[Saved entries]
*** Begin section ***

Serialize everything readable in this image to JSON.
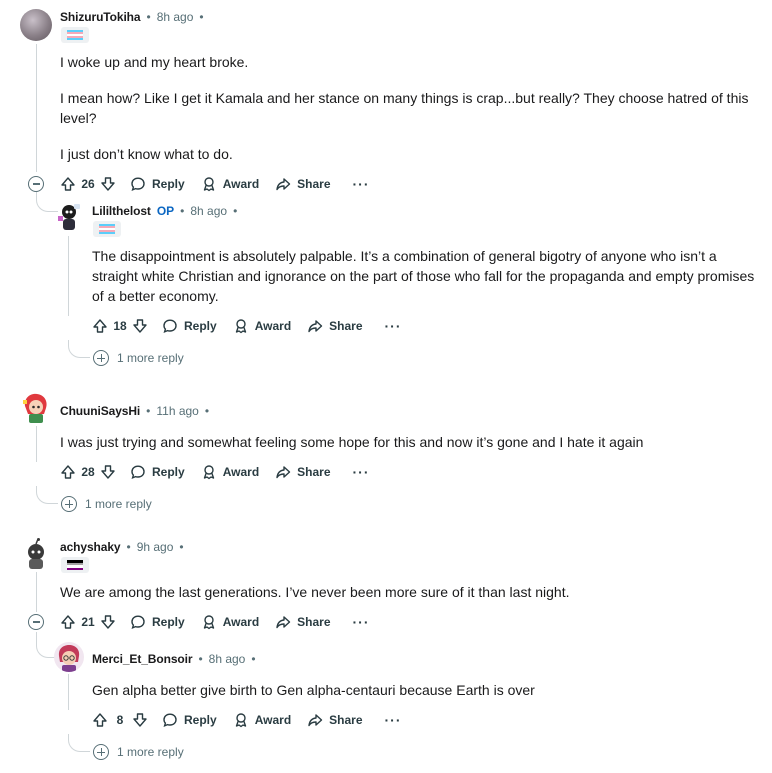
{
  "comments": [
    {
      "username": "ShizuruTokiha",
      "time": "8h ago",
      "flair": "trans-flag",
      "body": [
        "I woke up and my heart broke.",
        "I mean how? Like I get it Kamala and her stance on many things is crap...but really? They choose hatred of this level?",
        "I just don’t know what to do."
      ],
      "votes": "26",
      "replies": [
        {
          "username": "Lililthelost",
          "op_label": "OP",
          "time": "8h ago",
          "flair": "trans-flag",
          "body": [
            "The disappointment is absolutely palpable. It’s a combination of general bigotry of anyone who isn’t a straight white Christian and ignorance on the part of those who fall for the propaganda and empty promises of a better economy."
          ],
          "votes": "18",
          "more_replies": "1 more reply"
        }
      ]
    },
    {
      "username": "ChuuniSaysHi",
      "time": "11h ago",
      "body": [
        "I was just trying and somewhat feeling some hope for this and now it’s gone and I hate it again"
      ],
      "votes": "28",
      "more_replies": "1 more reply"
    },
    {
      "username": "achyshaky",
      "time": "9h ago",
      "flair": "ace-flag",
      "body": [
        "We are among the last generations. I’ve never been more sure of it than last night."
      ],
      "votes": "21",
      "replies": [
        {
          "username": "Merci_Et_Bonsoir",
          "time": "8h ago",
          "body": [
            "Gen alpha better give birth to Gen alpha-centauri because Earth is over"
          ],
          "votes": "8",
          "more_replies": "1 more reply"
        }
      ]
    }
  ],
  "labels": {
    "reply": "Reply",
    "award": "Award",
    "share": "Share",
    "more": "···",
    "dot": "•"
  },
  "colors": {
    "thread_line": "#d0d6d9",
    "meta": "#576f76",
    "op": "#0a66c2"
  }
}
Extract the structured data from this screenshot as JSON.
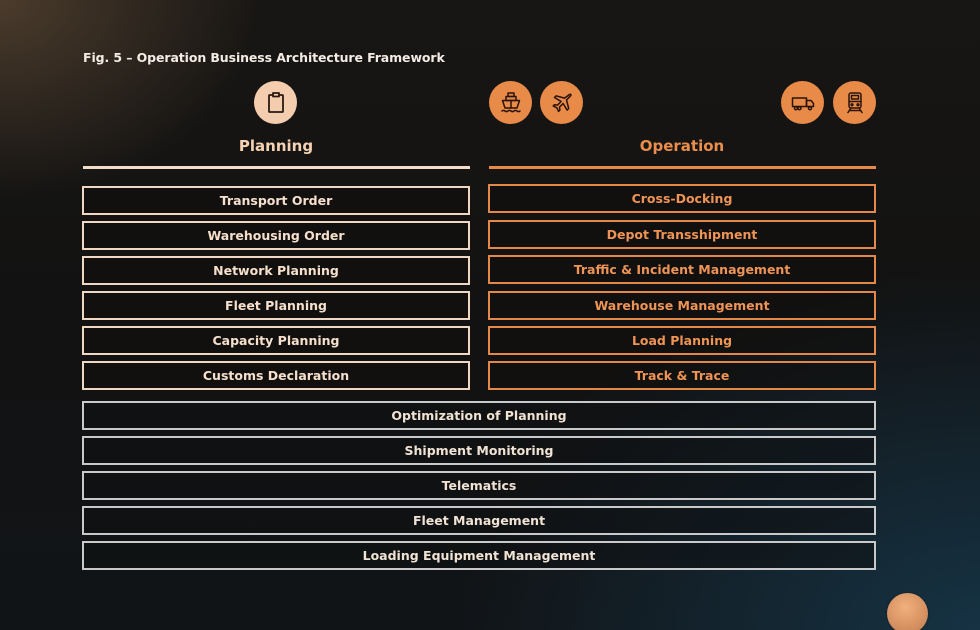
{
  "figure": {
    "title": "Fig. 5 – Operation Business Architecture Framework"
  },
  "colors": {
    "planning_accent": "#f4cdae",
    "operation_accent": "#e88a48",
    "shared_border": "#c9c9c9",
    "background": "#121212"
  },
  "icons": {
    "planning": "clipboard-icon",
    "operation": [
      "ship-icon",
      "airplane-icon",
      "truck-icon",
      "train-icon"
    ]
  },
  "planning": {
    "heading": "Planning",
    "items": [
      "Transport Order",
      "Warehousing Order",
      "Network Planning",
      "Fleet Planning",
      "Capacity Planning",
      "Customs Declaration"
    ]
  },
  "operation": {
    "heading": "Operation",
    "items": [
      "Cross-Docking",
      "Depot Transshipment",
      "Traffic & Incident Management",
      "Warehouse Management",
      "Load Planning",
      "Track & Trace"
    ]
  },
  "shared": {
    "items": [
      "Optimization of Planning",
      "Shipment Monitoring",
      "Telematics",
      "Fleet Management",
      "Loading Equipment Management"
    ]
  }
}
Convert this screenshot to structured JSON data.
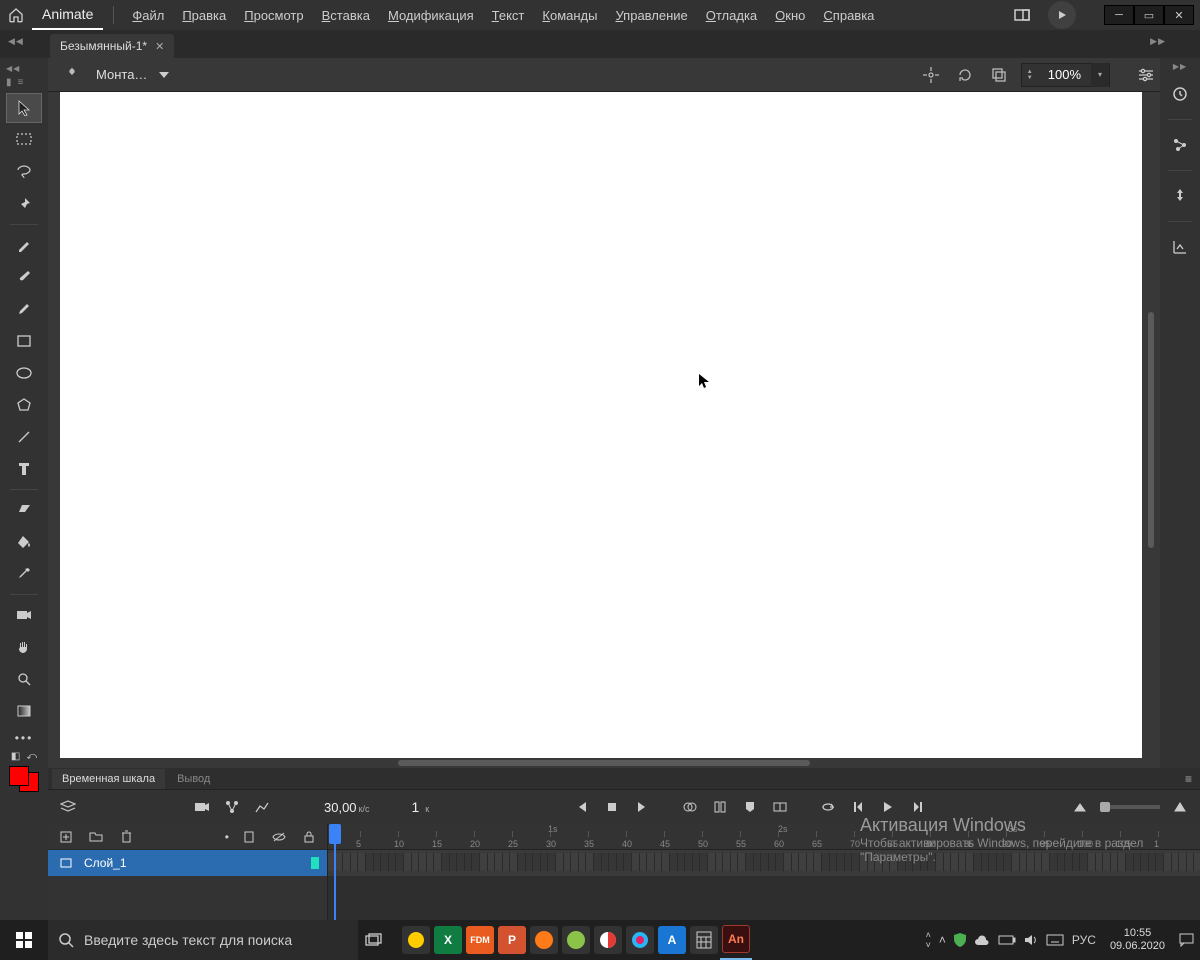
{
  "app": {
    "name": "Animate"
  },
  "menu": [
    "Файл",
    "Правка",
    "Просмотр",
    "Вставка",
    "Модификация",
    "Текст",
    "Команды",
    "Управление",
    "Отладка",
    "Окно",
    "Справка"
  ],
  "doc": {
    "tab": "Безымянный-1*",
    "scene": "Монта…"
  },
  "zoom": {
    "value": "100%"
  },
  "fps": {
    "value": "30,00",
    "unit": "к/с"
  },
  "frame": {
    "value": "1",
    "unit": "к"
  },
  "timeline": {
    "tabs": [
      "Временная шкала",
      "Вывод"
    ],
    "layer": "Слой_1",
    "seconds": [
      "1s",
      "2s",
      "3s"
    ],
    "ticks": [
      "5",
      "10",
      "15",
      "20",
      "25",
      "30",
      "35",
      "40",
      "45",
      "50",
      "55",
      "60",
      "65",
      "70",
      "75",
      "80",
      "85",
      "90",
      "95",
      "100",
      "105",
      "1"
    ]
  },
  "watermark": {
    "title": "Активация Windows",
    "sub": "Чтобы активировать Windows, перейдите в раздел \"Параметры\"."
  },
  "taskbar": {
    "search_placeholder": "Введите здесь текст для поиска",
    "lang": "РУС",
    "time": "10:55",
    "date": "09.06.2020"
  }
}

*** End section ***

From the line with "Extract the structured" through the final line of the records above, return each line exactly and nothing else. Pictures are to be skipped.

(REPLY):
Extract the structured data from this screenshot as JSON.
{
  "figure": {
    "title": "Fig. 5 – Operation Business Architecture Framework"
  },
  "colors": {
    "planning_accent": "#f4cdae",
    "operation_accent": "#e88a48",
    "shared_border": "#c9c9c9",
    "background": "#121212"
  },
  "icons": {
    "planning": "clipboard-icon",
    "operation": [
      "ship-icon",
      "airplane-icon",
      "truck-icon",
      "train-icon"
    ]
  },
  "planning": {
    "heading": "Planning",
    "items": [
      "Transport Order",
      "Warehousing Order",
      "Network Planning",
      "Fleet Planning",
      "Capacity Planning",
      "Customs Declaration"
    ]
  },
  "operation": {
    "heading": "Operation",
    "items": [
      "Cross-Docking",
      "Depot Transshipment",
      "Traffic & Incident Management",
      "Warehouse Management",
      "Load Planning",
      "Track & Trace"
    ]
  },
  "shared": {
    "items": [
      "Optimization of Planning",
      "Shipment Monitoring",
      "Telematics",
      "Fleet Management",
      "Loading Equipment Management"
    ]
  }
}
Convert this screenshot to structured JSON data.
{
  "app": {
    "name": "Animate"
  },
  "menu": [
    "Файл",
    "Правка",
    "Просмотр",
    "Вставка",
    "Модификация",
    "Текст",
    "Команды",
    "Управление",
    "Отладка",
    "Окно",
    "Справка"
  ],
  "doc": {
    "tab": "Безымянный-1*",
    "scene": "Монта…"
  },
  "zoom": {
    "value": "100%"
  },
  "fps": {
    "value": "30,00",
    "unit": "к/с"
  },
  "frame": {
    "value": "1",
    "unit": "к"
  },
  "timeline": {
    "tabs": [
      "Временная шкала",
      "Вывод"
    ],
    "layer": "Слой_1",
    "seconds": [
      "1s",
      "2s",
      "3s"
    ],
    "ticks": [
      "5",
      "10",
      "15",
      "20",
      "25",
      "30",
      "35",
      "40",
      "45",
      "50",
      "55",
      "60",
      "65",
      "70",
      "75",
      "80",
      "85",
      "90",
      "95",
      "100",
      "105",
      "1"
    ]
  },
  "watermark": {
    "title": "Активация Windows",
    "sub": "Чтобы активировать Windows, перейдите в раздел \"Параметры\"."
  },
  "taskbar": {
    "search_placeholder": "Введите здесь текст для поиска",
    "lang": "РУС",
    "time": "10:55",
    "date": "09.06.2020"
  }
}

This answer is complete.